The federal government will establish personalized accounts to help Canadians pay for lifelong learning and skills development in next week's budget, CBC News has learned.
The specific details of the program weren't shared with CBC, but two government sources say the government's plan is modelled on a similar program in Singapore.
The Singapore SkillsFuture program sets up personal accounts to help anyone over the age of 25 pay for retraining and skills development.
Under the SkillsFuture program, individual accounts start with a government-funded opening credit of $500 with the promise of periodic top-ups. The credit can be used to help pay for training services selected from a list of pre-approved programs and institutions.
Finance Minister Bill Morneau hinted broadly at the program during a pre-budget event at a shoe repair shop in Toronto today. The Kensington Market shop's owner, Lorena Angola, had to take time off from her old job to retrain as a cobbler.
"In our budget this year that's what we are going to be thinking about," Morneau said. "How do we help Canadians to take time off? How do we ensure that they can continue to live their life while they are taking time off? And how do they pay for their training?"
Government sources would not say how closely the financial support in the Canadian program would align with what Singapore is offering.
Skills development will be one of the four major themes of next week's budget, along with pharmacare, support for seniors and housing affordability.
Budget to be tabled Tuesday
Morneau announced last month that the final budget of the Trudeau government's current term will be tabled March 19.
"We know there's more to do. That's why I am so pleased to announce that March 19, we will be introducing budget 2019, the next steps in our plan to ensure middle-class optimism and an economy that works for all Canadians," Morneau said in the House of Commons.
A statement released by Morneau's office said the budget will focus on investments in people and communities and creating opportunities for future generations, although no specifics were offered.
The Business Council of Canada recently urged Morneau to include measures in the budget to make Canada more competitive and better able to handle the shocks of the next economic downturn.

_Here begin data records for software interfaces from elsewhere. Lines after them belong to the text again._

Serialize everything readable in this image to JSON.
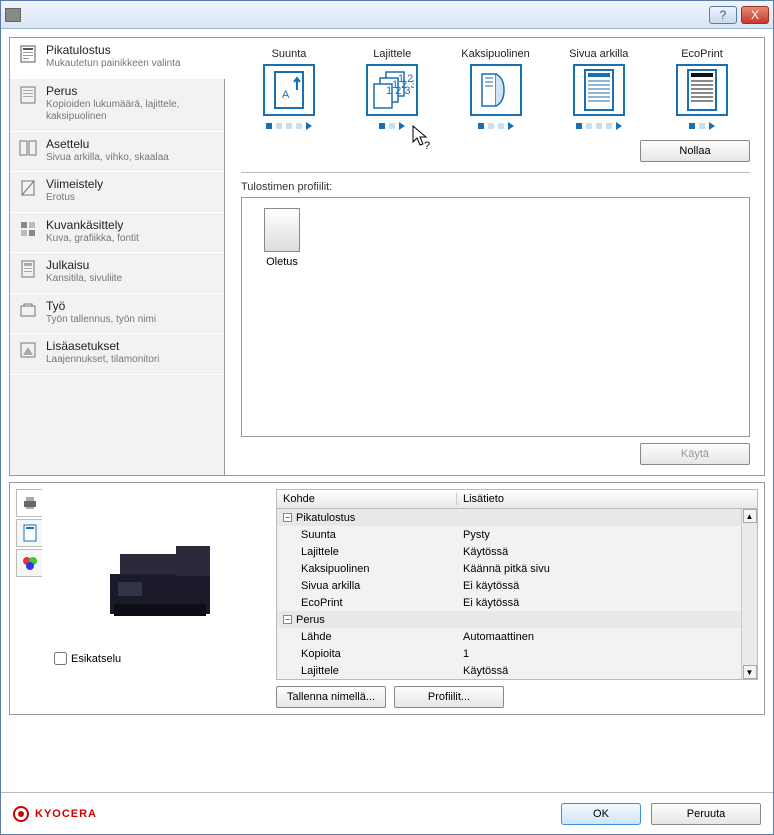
{
  "titlebar": {
    "title": "",
    "help": "?",
    "close": "X"
  },
  "sidebar": {
    "items": [
      {
        "title": "Pikatulostus",
        "desc": "Mukautetun painikkeen valinta"
      },
      {
        "title": "Perus",
        "desc": "Kopioiden lukumäärä, lajittele, kaksipuolinen"
      },
      {
        "title": "Asettelu",
        "desc": "Sivua arkilla, vihko, skaalaa"
      },
      {
        "title": "Viimeistely",
        "desc": "Erotus"
      },
      {
        "title": "Kuvankäsittely",
        "desc": "Kuva, grafiikka, fontit"
      },
      {
        "title": "Julkaisu",
        "desc": "Kansitila, sivuliite"
      },
      {
        "title": "Työ",
        "desc": "Työn tallennus, työn nimi"
      },
      {
        "title": "Lisäasetukset",
        "desc": "Laajennukset, tilamonitori"
      }
    ]
  },
  "quick": {
    "items": [
      {
        "label": "Suunta"
      },
      {
        "label": "Lajittele"
      },
      {
        "label": "Kaksipuolinen"
      },
      {
        "label": "Sivua arkilla"
      },
      {
        "label": "EcoPrint"
      }
    ],
    "reset": "Nollaa"
  },
  "profiles": {
    "label": "Tulostimen profiilit:",
    "items": [
      {
        "name": "Oletus"
      }
    ],
    "apply": "Käytä"
  },
  "preview": {
    "checkbox": "Esikatselu"
  },
  "details": {
    "head1": "Kohde",
    "head2": "Lisätieto",
    "groups": [
      {
        "name": "Pikatulostus",
        "rows": [
          {
            "k": "Suunta",
            "v": "Pysty"
          },
          {
            "k": "Lajittele",
            "v": "Käytössä"
          },
          {
            "k": "Kaksipuolinen",
            "v": "Käännä pitkä sivu"
          },
          {
            "k": "Sivua arkilla",
            "v": "Ei käytössä"
          },
          {
            "k": "EcoPrint",
            "v": "Ei käytössä"
          }
        ]
      },
      {
        "name": "Perus",
        "rows": [
          {
            "k": "Lähde",
            "v": "Automaattinen"
          },
          {
            "k": "Kopioita",
            "v": "1"
          },
          {
            "k": "Lajittele",
            "v": "Käytössä"
          }
        ]
      }
    ],
    "saveAs": "Tallenna nimellä...",
    "profiles": "Profiilit..."
  },
  "footer": {
    "brand": "KYOCERA",
    "ok": "OK",
    "cancel": "Peruuta"
  }
}
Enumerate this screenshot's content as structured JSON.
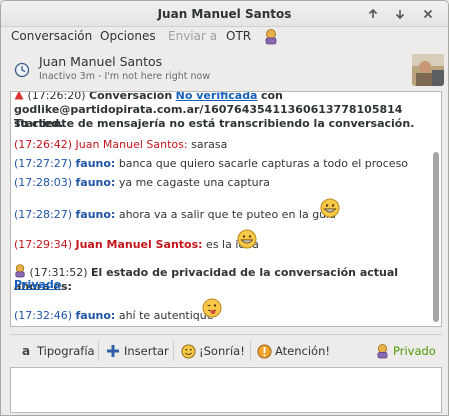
{
  "window": {
    "title": "Juan Manuel Santos"
  },
  "menu": {
    "items": [
      {
        "label": "Conversación",
        "enabled": true
      },
      {
        "label": "Opciones",
        "enabled": true
      },
      {
        "label": "Enviar a",
        "enabled": false
      },
      {
        "label": "OTR",
        "enabled": true
      }
    ]
  },
  "contact": {
    "name": "Juan Manuel Santos",
    "status": "Inactivo 3m - I'm not here right now"
  },
  "history": {
    "header_line1_ts": "(17:26:20)",
    "header_line1_text": "Conversación",
    "header_line1_link": "No verificada",
    "header_line1_tail": "con",
    "header_line2": "godlike@partidopirata.com.ar/1607643541136061377810581​4 started.",
    "header_line3": "Tu cliente de mensajería no está transcribiendo la conversación.",
    "messages": [
      {
        "ts": "(17:26:42)",
        "sender": "Juan Manuel Santos:",
        "text": "sarasa",
        "who": "me"
      },
      {
        "ts": "(17:27:27)",
        "sender": "fauno:",
        "text": "banca que quiero sacarle capturas a todo el proceso",
        "who": "them"
      },
      {
        "ts": "(17:28:03)",
        "sender": "fauno:",
        "text": "ya me cagaste una captura",
        "who": "them"
      },
      {
        "ts": "(17:28:27)",
        "sender": "fauno:",
        "text": "ahora va a salir que te puteo en la guía",
        "who": "them"
      },
      {
        "ts": "(17:29:34)",
        "sender": "Juan Manuel Santos:",
        "text": "es la idea",
        "who": "me"
      },
      {
        "ts": "(17:32:46)",
        "sender": "fauno:",
        "text": "ahí te autentiqué",
        "who": "them"
      }
    ],
    "privacy_ts": "(17:31:52)",
    "privacy_text": "El estado de privacidad de la conversación actual ahora es:",
    "privacy_link": "Privado"
  },
  "toolbar": {
    "font_label": "Tipografía",
    "insert_label": "Insertar",
    "smile_label": "¡Sonría!",
    "attention_label": "Atención!",
    "privacy_label": "Privado"
  },
  "colors": {
    "me": "#c4161c",
    "them": "#1f55a6",
    "private": "#4e9a06"
  },
  "icons": [
    "clock-icon",
    "smiley-grin-icon",
    "smiley-tongue-icon",
    "font-icon",
    "plus-icon",
    "smile-icon",
    "attention-icon",
    "pidgin-otr-icon"
  ]
}
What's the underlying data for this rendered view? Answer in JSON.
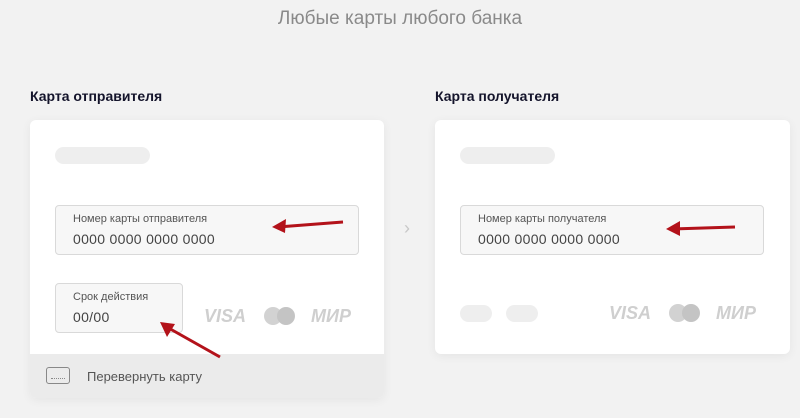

BCC President and CEO Goldy Hyder said the council remains concerned about skills training, regulation, the energy sector, trade and Canada's fiscal sustainability.
"Canada's business leaders are concerned about Canada's economic future," Hyder said in a letter sent to the minister Tuesday.
"Budget 2019 is an important opportunity to introduce measures to help Canada reach its full potential while preparing for the next downturn."